Los Angeles Lakers: Losing Dwight Howard is worse than Avery Bradley

Dwight Howard not rejoining the Los Angeles Lakers would create a big hurdle to overcome.

The Los Angeles Lakers are gearing up for a return to action at Disney World in Orlando, Florida and it appeared as if the team was only going to be without one of their players, Avery Bradley.

Bradley informed the team last week that he would not be rejoining them in Orlando, citing the health and safety of his family. There was a deadline for players to inform their teams whether or not they were playing last week and Bradley was the only player that definitively opted out.

The deadline passing has not stopped players from opting out, though. Brooklyn Nets’ center DeAndre Jordan opted out of the season’s resumption on Monday (after the deadline) after it was learned that he tested positive for COVID-19.

Victor Oladipo is still weighing whether or not he is going to return (after the deadline) and Wilson Chandler also opted out of the season after the deadline passed.

The point? These players can opt-out of the league’s resumption even though the deadline has passed and there could be an example of this happening on the Los Angeles Lakers in Dwight Howard.

Los Angeles Lakers vice president of basketball operations Rob Pelinka did address the potential doubts in Howard returning to the Lakers in a conference call with reporters.

“Dwight is another player of ours who has an extenuating circumstance in addition to some of the social justice messaging he’s been doing, which we’re supportive of. One of his sons, a 6-year-old son, did lose tragically his mother several weeks ago. We have been working very closely, and I’ve been in contact with Dwight often and his agent.”

Pelinka also commented that the deadline for players to inform their teams if they are opting out did pass, but as we have seen with several other players, that does not seem to matter.

According to Pelinka, this continues to be an evolving situation and if we read between the lines of what he is saying, it is clear that the team is not one-hundred percent certain that Howard will be participating in Orlando.

“We’re going to continue to work through those extenuating circumstances with Dwight, support him, support his 6-year-old son and hope for the best that he’d be a part of our roster in Orlando. But that will be a continued process.”

More power to Dwight Howard. If he does not want to play in Orlando he should not have to. Family comes first, second and third in this situation.

However, if he does not rejoin the team, it is going to be a big loss for the Los Angeles Lakers.

Why no Dwight Howard is a bigger deal to the Los Angeles Lakers than no Avery Bradley:

Avery Bradley has been really good for the Los Angeles Lakers this season and it does hurt the team to not have him.
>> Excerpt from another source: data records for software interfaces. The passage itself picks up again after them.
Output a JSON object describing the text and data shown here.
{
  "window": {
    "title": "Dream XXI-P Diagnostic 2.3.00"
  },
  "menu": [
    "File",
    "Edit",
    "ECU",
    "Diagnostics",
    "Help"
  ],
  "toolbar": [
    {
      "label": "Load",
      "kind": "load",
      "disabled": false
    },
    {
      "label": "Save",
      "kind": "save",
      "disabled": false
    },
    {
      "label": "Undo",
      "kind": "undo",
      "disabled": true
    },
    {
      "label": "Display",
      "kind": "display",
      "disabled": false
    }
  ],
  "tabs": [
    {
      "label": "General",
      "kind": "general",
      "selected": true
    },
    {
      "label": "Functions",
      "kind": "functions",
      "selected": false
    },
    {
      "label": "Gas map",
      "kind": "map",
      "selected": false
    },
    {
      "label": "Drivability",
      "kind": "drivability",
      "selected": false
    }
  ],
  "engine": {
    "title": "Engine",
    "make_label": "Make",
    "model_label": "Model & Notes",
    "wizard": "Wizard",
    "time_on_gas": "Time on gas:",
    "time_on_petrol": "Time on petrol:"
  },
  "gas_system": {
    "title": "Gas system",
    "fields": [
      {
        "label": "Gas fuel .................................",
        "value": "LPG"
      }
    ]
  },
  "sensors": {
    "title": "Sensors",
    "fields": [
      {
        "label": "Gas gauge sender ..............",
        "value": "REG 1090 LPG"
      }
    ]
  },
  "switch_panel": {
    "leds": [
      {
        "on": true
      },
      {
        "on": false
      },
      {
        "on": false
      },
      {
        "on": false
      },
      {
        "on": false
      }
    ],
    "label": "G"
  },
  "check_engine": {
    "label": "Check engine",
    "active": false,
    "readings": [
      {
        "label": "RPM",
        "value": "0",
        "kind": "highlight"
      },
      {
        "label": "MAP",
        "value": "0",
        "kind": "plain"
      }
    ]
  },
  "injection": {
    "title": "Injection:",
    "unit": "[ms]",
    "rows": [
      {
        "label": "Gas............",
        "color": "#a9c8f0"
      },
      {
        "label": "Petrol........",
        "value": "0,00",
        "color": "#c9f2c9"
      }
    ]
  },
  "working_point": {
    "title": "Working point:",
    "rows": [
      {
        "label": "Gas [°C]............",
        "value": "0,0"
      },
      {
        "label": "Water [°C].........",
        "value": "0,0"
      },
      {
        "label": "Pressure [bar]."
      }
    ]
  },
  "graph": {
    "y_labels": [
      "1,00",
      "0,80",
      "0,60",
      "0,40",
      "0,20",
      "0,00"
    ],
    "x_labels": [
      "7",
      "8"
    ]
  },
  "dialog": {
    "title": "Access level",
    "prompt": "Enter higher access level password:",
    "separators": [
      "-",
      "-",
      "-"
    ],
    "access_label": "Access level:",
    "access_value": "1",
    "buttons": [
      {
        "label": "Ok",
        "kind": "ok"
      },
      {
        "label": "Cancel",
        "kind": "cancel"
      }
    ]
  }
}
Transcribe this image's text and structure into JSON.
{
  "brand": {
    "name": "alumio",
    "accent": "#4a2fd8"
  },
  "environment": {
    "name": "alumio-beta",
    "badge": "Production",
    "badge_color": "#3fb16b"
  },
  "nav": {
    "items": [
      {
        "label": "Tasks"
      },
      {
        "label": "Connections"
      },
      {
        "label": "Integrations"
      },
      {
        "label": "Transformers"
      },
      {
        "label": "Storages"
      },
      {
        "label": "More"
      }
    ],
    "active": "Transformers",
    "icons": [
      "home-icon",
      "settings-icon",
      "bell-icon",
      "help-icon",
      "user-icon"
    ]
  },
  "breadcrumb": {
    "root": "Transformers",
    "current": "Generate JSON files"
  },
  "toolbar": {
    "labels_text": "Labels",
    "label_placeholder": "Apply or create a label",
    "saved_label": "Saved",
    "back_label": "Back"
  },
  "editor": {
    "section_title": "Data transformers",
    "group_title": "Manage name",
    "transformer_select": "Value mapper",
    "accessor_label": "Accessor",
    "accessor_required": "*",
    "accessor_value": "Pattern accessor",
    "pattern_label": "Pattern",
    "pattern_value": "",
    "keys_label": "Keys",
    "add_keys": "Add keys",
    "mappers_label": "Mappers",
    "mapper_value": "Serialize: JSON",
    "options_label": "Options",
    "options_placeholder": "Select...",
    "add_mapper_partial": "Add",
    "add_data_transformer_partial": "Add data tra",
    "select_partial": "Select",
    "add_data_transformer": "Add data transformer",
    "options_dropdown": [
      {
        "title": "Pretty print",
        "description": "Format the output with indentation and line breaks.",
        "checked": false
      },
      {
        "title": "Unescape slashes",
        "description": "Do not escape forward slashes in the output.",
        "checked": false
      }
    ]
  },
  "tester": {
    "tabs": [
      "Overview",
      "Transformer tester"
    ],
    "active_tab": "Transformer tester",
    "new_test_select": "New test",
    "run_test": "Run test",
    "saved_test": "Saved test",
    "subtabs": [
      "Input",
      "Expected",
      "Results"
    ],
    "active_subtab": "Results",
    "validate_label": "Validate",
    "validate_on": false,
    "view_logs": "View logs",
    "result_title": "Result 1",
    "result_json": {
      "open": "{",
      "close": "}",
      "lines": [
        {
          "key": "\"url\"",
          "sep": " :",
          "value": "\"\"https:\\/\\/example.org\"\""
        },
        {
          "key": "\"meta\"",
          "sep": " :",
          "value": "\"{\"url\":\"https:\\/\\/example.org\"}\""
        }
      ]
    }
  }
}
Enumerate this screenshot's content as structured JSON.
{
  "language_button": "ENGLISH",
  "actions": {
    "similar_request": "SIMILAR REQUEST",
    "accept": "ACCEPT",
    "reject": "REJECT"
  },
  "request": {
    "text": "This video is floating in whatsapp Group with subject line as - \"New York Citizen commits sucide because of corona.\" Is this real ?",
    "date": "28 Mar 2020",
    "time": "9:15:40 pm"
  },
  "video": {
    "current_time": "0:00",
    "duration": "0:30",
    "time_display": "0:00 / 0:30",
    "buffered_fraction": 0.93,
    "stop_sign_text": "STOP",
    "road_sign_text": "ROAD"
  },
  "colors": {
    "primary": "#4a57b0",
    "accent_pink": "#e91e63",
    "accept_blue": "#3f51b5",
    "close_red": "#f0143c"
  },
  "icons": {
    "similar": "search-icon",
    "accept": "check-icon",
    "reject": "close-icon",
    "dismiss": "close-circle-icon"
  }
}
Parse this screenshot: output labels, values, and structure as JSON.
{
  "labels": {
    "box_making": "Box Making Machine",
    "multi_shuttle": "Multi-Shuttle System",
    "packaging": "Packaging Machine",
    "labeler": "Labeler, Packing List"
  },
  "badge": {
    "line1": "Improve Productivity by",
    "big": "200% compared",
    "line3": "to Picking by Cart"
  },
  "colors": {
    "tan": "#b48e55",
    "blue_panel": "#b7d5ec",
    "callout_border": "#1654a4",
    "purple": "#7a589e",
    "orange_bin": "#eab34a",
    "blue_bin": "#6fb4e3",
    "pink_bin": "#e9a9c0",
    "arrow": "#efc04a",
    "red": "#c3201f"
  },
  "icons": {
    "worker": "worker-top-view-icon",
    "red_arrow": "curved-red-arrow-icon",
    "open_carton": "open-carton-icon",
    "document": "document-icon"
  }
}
However, the Lakers have the necessary depth to replace him.

Kentavious Caldwell-Pope has been really good this season and most of the Lakers’ best lineups actually come with KCP on the court and Bradley off. The team also has existing depth guard in Rajon Rondo, Alex Caruso and Dion Waiters that can fill that void. Throw in new signing J.R. Smith to play a minimal role and Bradley’s contributions can be allocated elsewhere.

The same cannot be said for Dwight Howard. Howard is one of just two centers on the team and if he does not play there is one of two routes the Lakers can take.

1. Anthony Davis plays more of the five and Devontae Cacok gets a minimal role

This situation would include JaVale McGee getting more minutes, Anthony Davis getting more minutes at the five and Devontae Cacok getting a minimal role, mostly in the seeding games.

This route is fine but McGee is best in smaller spurts and Davis is more than capable of playing the five but it could hurt the team defensively. Cacok was great in the G Leauge but has no NBA experience.

2. Sign a replacement player

The first name that immediately jumps to mind is DeMarcus Cousins, which is not a possibility. NBA insider Shams Charania reported that multiple teams were interested in Cousins but were informed that he would not be participating in the Orlando bubble. Of course, things could change, but with the current status of the league and world, I highly doubt it.

The rest of the potential options at the center position are all mediocre and would not offer much more than Cacok could to the team.

Simply put, Dwight Howard absolutely has the right to sit out and his decision either way should not be questioned. But if he does sit out, there will be plenty of questions in how the Los Angeles Lakers handle the situation